Saved entries

--------------------------------

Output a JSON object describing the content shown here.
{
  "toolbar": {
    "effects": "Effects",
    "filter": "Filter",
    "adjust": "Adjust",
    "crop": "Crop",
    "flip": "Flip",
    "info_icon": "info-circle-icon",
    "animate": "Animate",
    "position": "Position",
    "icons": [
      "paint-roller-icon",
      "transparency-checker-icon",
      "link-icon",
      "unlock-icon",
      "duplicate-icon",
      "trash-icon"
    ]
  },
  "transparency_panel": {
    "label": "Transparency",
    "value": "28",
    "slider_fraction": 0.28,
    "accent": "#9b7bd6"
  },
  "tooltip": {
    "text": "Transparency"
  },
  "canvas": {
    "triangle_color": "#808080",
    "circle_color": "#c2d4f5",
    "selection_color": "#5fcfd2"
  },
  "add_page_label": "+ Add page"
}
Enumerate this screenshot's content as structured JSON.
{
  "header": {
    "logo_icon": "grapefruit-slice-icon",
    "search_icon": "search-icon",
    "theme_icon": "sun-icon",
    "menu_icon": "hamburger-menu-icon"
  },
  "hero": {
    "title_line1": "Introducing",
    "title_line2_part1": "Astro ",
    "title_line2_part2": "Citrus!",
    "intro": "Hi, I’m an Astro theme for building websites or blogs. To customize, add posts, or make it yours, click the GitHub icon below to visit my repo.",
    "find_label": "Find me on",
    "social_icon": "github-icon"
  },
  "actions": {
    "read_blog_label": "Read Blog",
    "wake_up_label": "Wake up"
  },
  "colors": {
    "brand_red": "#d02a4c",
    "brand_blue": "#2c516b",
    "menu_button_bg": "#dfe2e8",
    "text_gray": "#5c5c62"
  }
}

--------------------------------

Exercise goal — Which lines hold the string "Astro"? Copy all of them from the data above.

Solved exercise —
    "title_line2_part1": "Astro ",
    "intro": "Hi, I’m an Astro theme for building websites or blogs. To customize, add posts, or make it yours, click the GitHub icon below to visit my repo.",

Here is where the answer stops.